The worst problem is that the book often fails to follow its own good advice. Fig 3.14 uses cute 3D-ish cylinders as the bars in a bar chart, leaving the reader wondering just which part of the rounded end was meant to be the bar's end. Fig 7.8 is a supposedly good example tainted by the perspective distortion that Jones notes elsewhere. The "linked bar" of Fig. 7.10 is deceptive in that the bars themselves appear to cover some span of time, when they really represent instantaneous values.
Good advice, and there is a fair bit, often doesn't go far enough. P.105, for example, mentions log and log-log axes. Admittedly, the basic math is beyond this book's level (as shown by the blooper on p.140). Still, it wouldn't have been so hard to suggest using log scales for compound-interest or common growth curves, or to give a few examples where log-log scales would turn curves into straight lines with more meaning. Fig 7.17 shows two-sided bars (not usually recommended), without noting that they may be useful when the sum of the two sides has meaning. He discourages the use of "bubble" charts (p.128), even though that notation is common for chemists' phase diagrams or for placing different products along price and performance axes. He doesn't even mention the main value of "stacked" bars (fig 7.13), in showing the total of the stacked amounts. His "donut" chart (fig 2.10) is all but illegible, even though the same notation can be very useful for annotating one loop in many different ways.
Well, you get the idea. There is some good here, but lots that's not so good, including (p.200) reading your slides to your audience! I really can't recommend this one.
Besides discussions of the charts themselves, the author discusses how to write and display captions, how to put charts into slides, how to make an effective slide, how to change fonts and background colors to make your chart stand out, and more.
Reading this book will also help you to discern when other people have fooled with their charts to distort them. Local newspapers, news magazines, etc. are often guilty of playing with the scale of charts, stretching things, leaving labels off of axes, and so on - you'll be able to spot these manipulations better.
I teach a college freshman course in "Quantitative Applications Software" using MS Excel; I already have a lecture I usually call "How to lie with charts and graphs" and this book will help me add more details to that lecture, which teaches students that not every graph that CAN be made, SHOULD be made. With a good graph, you should always be able to start a sentence with "This graph shows that..." and complete it with some kind of comparison.
I have but one complaint about this book: it was clearly intended to be in a smaller format; each page of writing and illustrations takes up less than half the full-size page of the book. This could have been a trade paperback, and have cost less than it does as a larger book, without losing anything except 3" of empty margin all the way around. I plan to write to the publisher, telling them I really don't like that sort of inflation. However, you may find those margins handy for scribbling notes in; uses of this book are many, so you may need the space.
The author explains all of the various charts available, their characteristics and how people alter their graphic works of art to influence the audience to buy into whatever the presentor wishes.

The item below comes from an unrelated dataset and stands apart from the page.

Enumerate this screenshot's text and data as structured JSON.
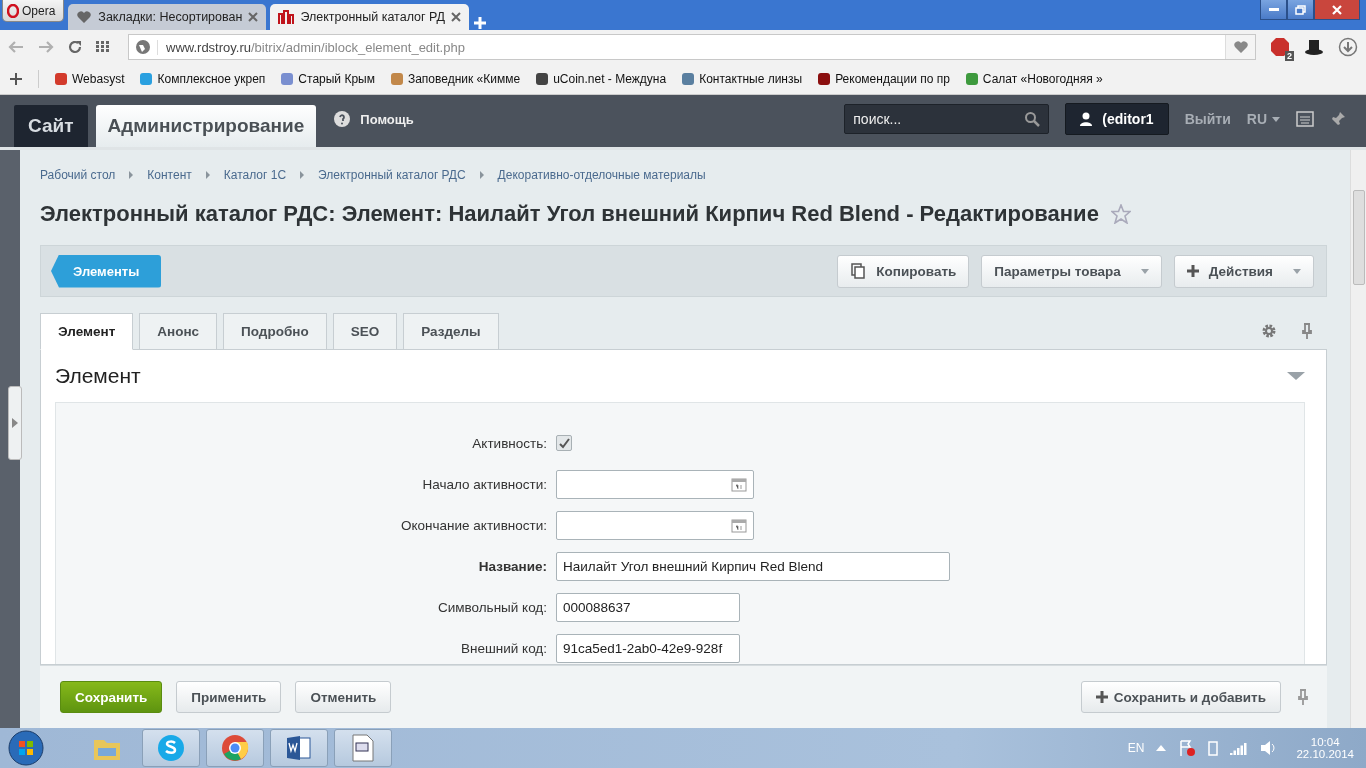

Not only does the author talk about the graphs but he explores the area of our subconcious and how this strongly influence our positive or negative perception of a chart.
The book goes into great detail and is quite humorous. The only cirticism that I have about this book is located in chapter 10. The author talks about the importance of color and how it influences the audience but he explains all of this in black and white. If you are going to encourge people to use color presentations and graphs, stop being such a tight wad and use color in your own book. Explaining tones, shades, etc., in fuzzy gray color doesn't do the job. Practice what you preach. Use color to explain color.